While most of my fellow classmates chose to refrain from logging into their Facebooks for a week, I opted instead to purge myself of Tumblr. I chose Tumblr specifically, because while I am a fairly avid Facebook user, I use it primarily for communication only, whereas Tumblr, I often find myself losing hours in. I run both a personal blog, and a semi-professional art blog, and for thoroughness’s sake, I gave up both of them. In order to save myself from temptation, I also removed the Tumblr app from the homescreen of my phone. This experiment, while difficult at first, surprised me in several ways and actually led to some fairly interesting conclusions.
At first, I was painfully aware of the lack of Tumblr in my life. I had to stop myself several times from typing the url into my browser, although I was successful in staying off of the website entirely. What I think matters more than my struggle with giving up the blogging, however, is what I learned from it. The first thing I noticed was how often I found myself considering logging on to Tumblr. After a few days of habitually stopping myself, I started to think, “What did I used to do with all this time that I now spend on Tumblr?” And I honeslty came up blank. I do not remember what used to fill the space that Tumblr now occupies. Perhaps it was Facebook or some other networking site. Perhaps it was something more productive. Either way, staying off of Tumblr caused me to notice exactly how much time I usually spend on there, which is something I will absolutely take into consideration in the future.
The second, and far more interesting observation that I came across was pointed out to me in class. Without my art blog to post artwork and network with, I was at a loss for how to spread and share my work. I was born into an age of digital art. I have never had to haul a portfolio from building to building, showing off all my work by hand. By the time I was old enough and experienced enough to participate in the art community, the entire community had moved online to websites like DeviantArt and Tumblr. This was something I had never stopped to consider before, and it not only shows my age, but it also leads me to wonder what sort of venues I could be missing out on by relying entirely on places like Tumblr and BeHance.

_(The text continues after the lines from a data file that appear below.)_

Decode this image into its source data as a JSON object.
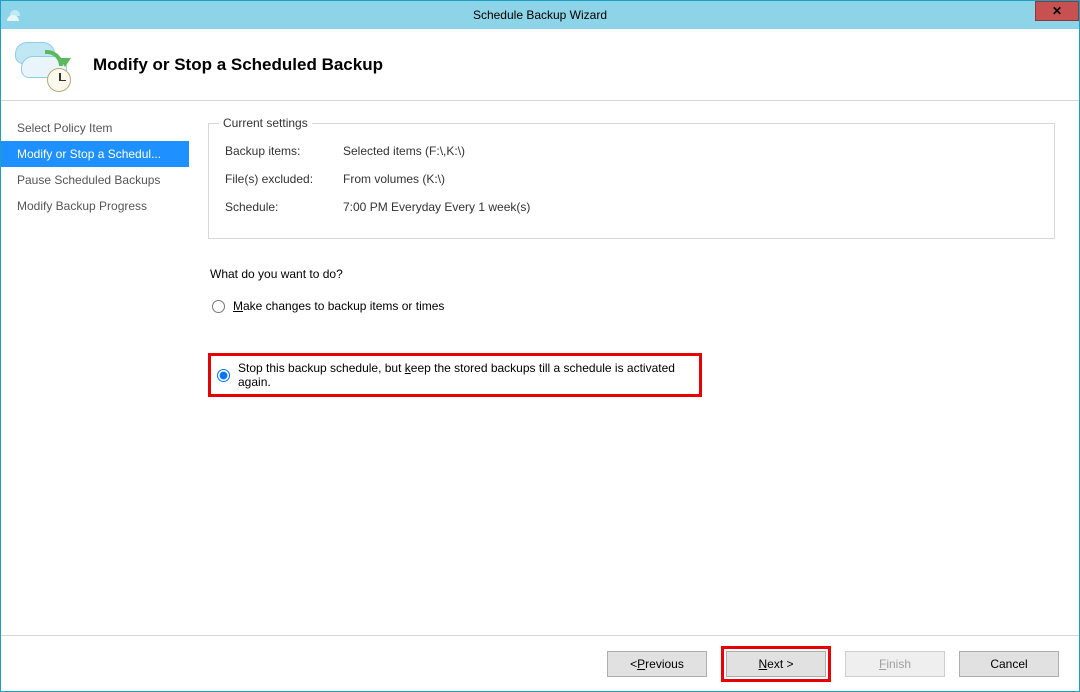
{
  "window": {
    "title": "Schedule Backup Wizard"
  },
  "header": {
    "title": "Modify or Stop a Scheduled Backup"
  },
  "sidebar": {
    "items": [
      {
        "label": "Select Policy Item",
        "active": false
      },
      {
        "label": "Modify or Stop a Schedul...",
        "active": true
      },
      {
        "label": "Pause Scheduled Backups",
        "active": false
      },
      {
        "label": "Modify Backup Progress",
        "active": false
      }
    ]
  },
  "content": {
    "fieldset_legend": "Current settings",
    "settings": [
      {
        "label": "Backup items:",
        "value": "Selected items (F:\\,K:\\)"
      },
      {
        "label": "File(s) excluded:",
        "value": "From volumes (K:\\)"
      },
      {
        "label": "Schedule:",
        "value": "7:00 PM Everyday Every 1 week(s)"
      }
    ],
    "question": "What do you want to do?",
    "options": [
      {
        "text_pre": "",
        "mnemonic": "M",
        "text_post": "ake changes to backup items or times",
        "selected": false,
        "highlighted": false
      },
      {
        "text_pre": "Stop this backup schedule, but ",
        "mnemonic": "k",
        "text_post": "eep the stored backups till a schedule is activated again.",
        "selected": true,
        "highlighted": true
      }
    ]
  },
  "footer": {
    "buttons": {
      "previous": {
        "pre": "< ",
        "mnemonic": "P",
        "post": "revious",
        "enabled": true,
        "highlighted": false
      },
      "next": {
        "pre": "",
        "mnemonic": "N",
        "post": "ext >",
        "enabled": true,
        "highlighted": true
      },
      "finish": {
        "pre": "",
        "mnemonic": "F",
        "post": "inish",
        "enabled": false,
        "highlighted": false
      },
      "cancel": {
        "pre": "Cancel",
        "mnemonic": "",
        "post": "",
        "enabled": true,
        "highlighted": false
      }
    }
  }
}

Overall, the experience was an eye-opening one for me. It forced me to take stock of exactly what sort of place Tumblr held in my life, and whether or not it actually deserved the amount of time I usually pour into it. I will unquestionably be taking what I learned into consideration, not only for my activities on Tumblr, but on other websites as well.